“We believe we wanted to build something with a lot of upside, people with a lot of untapped potential,” Kirk Lacob told Blitz Esports last year. “We could have gone and gotten a bunch of mercenaries, people who cared about winning right now and nothing else and their own personal brand and their legacy. Instead, we really focused on people we thought wanted to be here, wanted to be part of building something.”
Golden Guardians will become only the third NA LCS team to field an All-North American roster since the introduction of import restrictions in Season 5, and mid laner Hai “Hai” Du Lam has been on two of them. Gone are the days Hai could carry teams to Worlds—though FlyQuest’s upset of Team Dignitas in last year’s regional quarterfinals certainly woke up some echoes—but that’s not why he’s here. At 25, Hai is by far the oldest GGS starter (next is AD carry Matthew “Deftly” Chen at 20), but his experience and reputation as a shotcaller will be invaluable to a team (and organization) eager to learn and humble enough to admit their ignorance. Hai might not be the long-term solution for GGS at mid, but expect to see him involved in the organization past his playing days, helping mentor the next generation.

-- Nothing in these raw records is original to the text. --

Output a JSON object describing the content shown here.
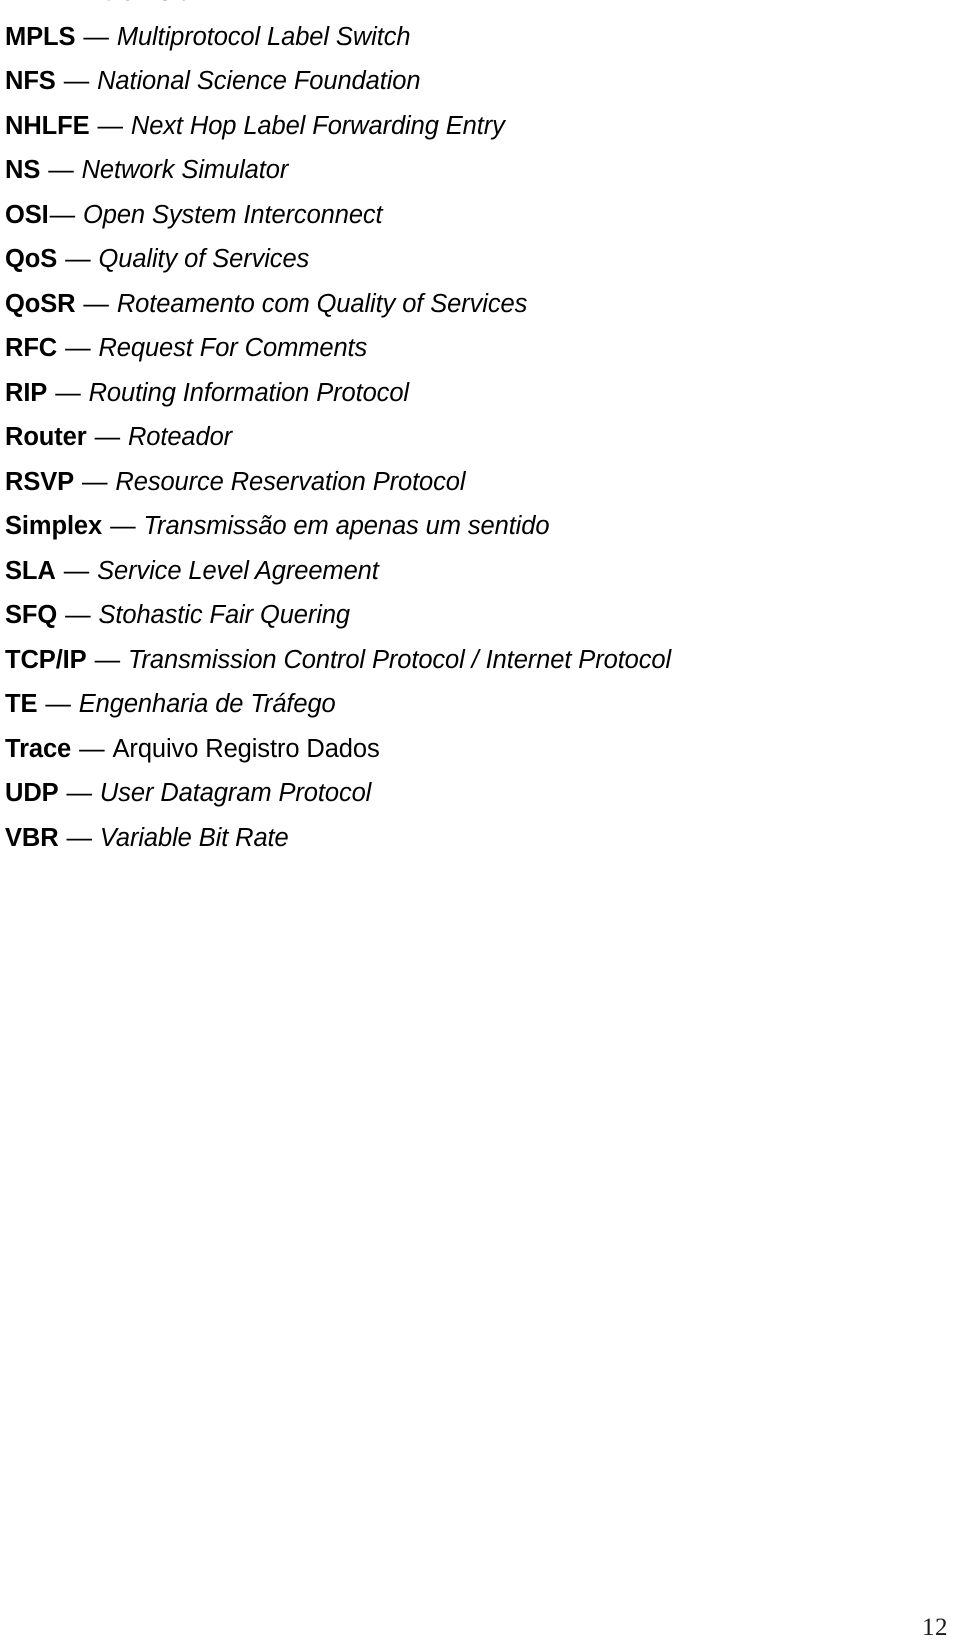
{
  "document": {
    "type": "glossary",
    "language": "pt-BR",
    "page_number": "12"
  },
  "glossary": {
    "entries": [
      {
        "term": "MF",
        "separator": "—",
        "space_before_dash": " ",
        "definition": "Mult Field",
        "definition_style": "italic"
      },
      {
        "term": "MPLS",
        "separator": "—",
        "space_before_dash": " ",
        "definition": "Multiprotocol Label Switch",
        "definition_style": "italic"
      },
      {
        "term": "NFS",
        "separator": "—",
        "space_before_dash": " ",
        "definition": "National Science Foundation",
        "definition_style": "italic"
      },
      {
        "term": "NHLFE",
        "separator": "—",
        "space_before_dash": " ",
        "definition": "Next Hop Label Forwarding Entry",
        "definition_style": "italic"
      },
      {
        "term": "NS",
        "separator": "—",
        "space_before_dash": " ",
        "definition": "Network Simulator",
        "definition_style": "italic"
      },
      {
        "term": "OSI",
        "separator": "—",
        "space_before_dash": "",
        "definition": "Open System Interconnect",
        "definition_style": "italic"
      },
      {
        "term": "QoS",
        "separator": "—",
        "space_before_dash": " ",
        "definition": "Quality of Services",
        "definition_style": "italic"
      },
      {
        "term": "QoSR",
        "separator": "—",
        "space_before_dash": " ",
        "definition": "Roteamento com Quality of Services",
        "definition_style": "italic"
      },
      {
        "term": "RFC",
        "separator": "—",
        "space_before_dash": " ",
        "definition": "Request For Comments",
        "definition_style": "italic"
      },
      {
        "term": "RIP",
        "separator": "—",
        "space_before_dash": " ",
        "definition": "Routing Information Protocol",
        "definition_style": "italic"
      },
      {
        "term": "Router",
        "separator": "—",
        "space_before_dash": "  ",
        "definition": "Roteador",
        "definition_style": "italic"
      },
      {
        "term": "RSVP",
        "separator": "—",
        "space_before_dash": " ",
        "definition": "Resource Reservation Protocol",
        "definition_style": "italic"
      },
      {
        "term": "Simplex",
        "separator": "—",
        "space_before_dash": " ",
        "definition": "Transmissão em apenas um sentido",
        "definition_style": "italic"
      },
      {
        "term": "SLA",
        "separator": "—",
        "space_before_dash": " ",
        "definition": "Service Level Agreement",
        "definition_style": "italic"
      },
      {
        "term": "SFQ",
        "separator": "—",
        "space_before_dash": " ",
        "definition": "Stohastic Fair Quering",
        "definition_style": "italic"
      },
      {
        "term": "TCP/IP",
        "separator": "—",
        "space_before_dash": " ",
        "definition": "Transmission Control Protocol / Internet Protocol",
        "definition_style": "italic"
      },
      {
        "term": "TE",
        "separator": "—",
        "space_before_dash": " ",
        "definition": "Engenharia de Tráfego",
        "definition_style": "italic"
      },
      {
        "term": "Trace",
        "separator": "—",
        "space_before_dash": " ",
        "definition": "Arquivo Registro Dados",
        "definition_style": "upright"
      },
      {
        "term": "UDP",
        "separator": "—",
        "space_before_dash": "  ",
        "definition": "User Datagram Protocol",
        "definition_style": "italic"
      },
      {
        "term": "VBR",
        "separator": "—",
        "space_before_dash": " ",
        "definition": "Variable Bit Rate",
        "definition_style": "italic"
      }
    ]
  },
  "footer": {
    "page_number": "12"
  },
  "colors": {
    "text": "#000000",
    "background": "#ffffff",
    "page_number": "#1a1a1a"
  }
}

And what a generation it could be. If you’re searching for a Curry analogous, look no further than Hai’s former Cloud9 Academy jungler Juan “Contractz” Garcia. Contractz is coming off one of the most impressive rookie seasons in NA LCS history, winning Rookie of the Split for C9 in spring and forming a potent enough mid-jungle synergy with Nicolaj “Jensen” Jensen to advance to the quarterfinals of Worlds 2017. At his best, he’s outclassed every jungler in NA LCS, and gained international recognition with wins over luminaries like Ming “Clearlove7” Kai and Xiang “Condi” Ren-Jie. With the meta shifting in favor of carry junglers, plus his familiarity with Hai, count the 18-year-old Contractz as a GGS fixture for years to come.
Contractz is the youngest starter for GGS, but Deftly is the team’s only rookie entering Spring 2018. The former eUnited marksman and Scouting Grounds product, Deftly will finally get his LCS shot while filling one of the most mechanically demanding positions in League of Legends. He’s looked confident in NACS play but at sea once faced with LCS bot lanes; he went 1-9 against them through the final two promotion tournaments. Now the competition is raised, but are the stakes? For a long-term thinking team like GGS, I doubt they’ll measure Deftly’s growth in wins or losses. Simply getting to play regularly at this level, surrounded by helpful veterans, will dramatically accelerate his growth.
Rounding out the starting lineup are two former Team Liquid stalwarts: top laner Samson “Lourlo” Jackson and support Matthew “Matt” Elento. Their reunion with Locodoco is less an attempt to right the wrongs of Breaking Point, and more a furthering of growth together absent the distraction of toxic personalities. Lourlo and Matt showed glimmers of impressive macro in an otherwise dismal Season 7 where they were relegated twice. It’ll be interesting to chart their improvement given a new, positive environment with less immediate pressure to succeed.
Despite having the potential to be one of the stronger organizations in NA LCS, this iteration of GGS shouldn’t be expected to win much in Spring 2018. An uncertain bot lane is a glaring weakness, though Contractz and Hai have a ceiling that should keep GGS in games, if not surprise teams entirely. Keep an eye on the development of Deftly as a barometer of success; if he’s popping off every game, the Golden Guardians could ascend to Golden State Warrior-levels of relevancy sooner rather than later.
Golden Guardians Academy Squad:
Top: Thomas “Jenkins” Tran
Jungle: Nicholas “Potluck” Pollack
Mid: Boyuan “bobqin” Qin
AD Carry: Robert “Jurassiq” Mabansag
Support: Alex “Xpecial” Chu
Coach: Tanner “Zeu” Deegan
Tomorrow, the GREENWALL comes to NA LCS…